I'd been worried about my dad for awhile. Intuition, let's call it. During our camping trip in the San Juans I got a call from him, a sweet call saying he missed us and that he wanted to see how we were doing, that he wished he was there. He was supposed to be there, sharing site 88 and campfires and hot dogs but it hadn't worked out with my mom's work schedule and they had stayed home. His message caused the feeling of worry to persist, and then days later a ranger came to our site, said we had a message, to call Ryan about an medical emergency. "I knew it!" I couldn't think. We drove somewhere on the island where we could get cell phone reception. I call my brother Ryan and hear the words, "dad" and "hospital" and "brain tumor." My family sits in the truck and I slap my leg and listen and think, "I expected SOMETHING but never this."
He has fallen a few times, he was biting his tongue in his sleep, he was forgetting to shut the car door, driving off, with it open, he was dropping things he never dropped, struggling to pick things up that were already in his hand, struggling with his bath robe, trying to put the arm on his head. It was a private struggle, but one which was showing itself more boldly each day, and so they finally took him in.
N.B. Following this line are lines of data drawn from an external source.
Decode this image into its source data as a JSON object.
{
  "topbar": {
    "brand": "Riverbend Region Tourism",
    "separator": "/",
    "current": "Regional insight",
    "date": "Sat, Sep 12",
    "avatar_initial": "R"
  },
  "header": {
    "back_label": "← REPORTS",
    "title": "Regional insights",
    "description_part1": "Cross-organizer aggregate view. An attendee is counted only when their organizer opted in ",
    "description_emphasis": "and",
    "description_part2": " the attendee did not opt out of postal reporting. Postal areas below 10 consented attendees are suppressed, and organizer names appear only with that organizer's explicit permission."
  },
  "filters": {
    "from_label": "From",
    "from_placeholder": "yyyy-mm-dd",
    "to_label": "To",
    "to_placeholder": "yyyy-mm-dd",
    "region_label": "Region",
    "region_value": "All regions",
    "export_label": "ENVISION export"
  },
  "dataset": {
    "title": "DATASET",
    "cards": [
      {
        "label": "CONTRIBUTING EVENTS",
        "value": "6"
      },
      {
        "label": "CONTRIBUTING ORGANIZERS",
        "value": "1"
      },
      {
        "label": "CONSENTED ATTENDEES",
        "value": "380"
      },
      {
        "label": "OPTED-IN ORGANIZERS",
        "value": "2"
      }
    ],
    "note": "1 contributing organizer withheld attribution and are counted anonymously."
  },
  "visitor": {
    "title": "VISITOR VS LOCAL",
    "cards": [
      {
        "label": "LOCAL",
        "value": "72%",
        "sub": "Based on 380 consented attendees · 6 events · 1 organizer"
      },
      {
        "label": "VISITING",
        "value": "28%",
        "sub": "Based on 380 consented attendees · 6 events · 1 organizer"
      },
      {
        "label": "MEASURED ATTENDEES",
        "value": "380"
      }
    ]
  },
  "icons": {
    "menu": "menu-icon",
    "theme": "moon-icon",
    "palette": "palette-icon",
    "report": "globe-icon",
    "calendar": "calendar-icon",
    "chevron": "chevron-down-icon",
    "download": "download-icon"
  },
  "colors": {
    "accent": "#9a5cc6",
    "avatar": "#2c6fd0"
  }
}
The tumor was on top of his brain, easy to reach, and also evident in its intensity. A grade four Glioblastoma multiforme is changing all of our lives with every cell within it. And though they took it out, cells hide in the shadows of his brain and he faces a war more intense and personal than Vietnam.
My mom had cancer in January. My dad has cancer in September.
The clock ticks, and nobody knows except that there is a fight ahead of us all, a fight for normalcy that will never return, a fight to hold on to every precious moment, a fight to love and let go of frustrations, a fight for the best life that can be lived now.
I love you dad, my fighter.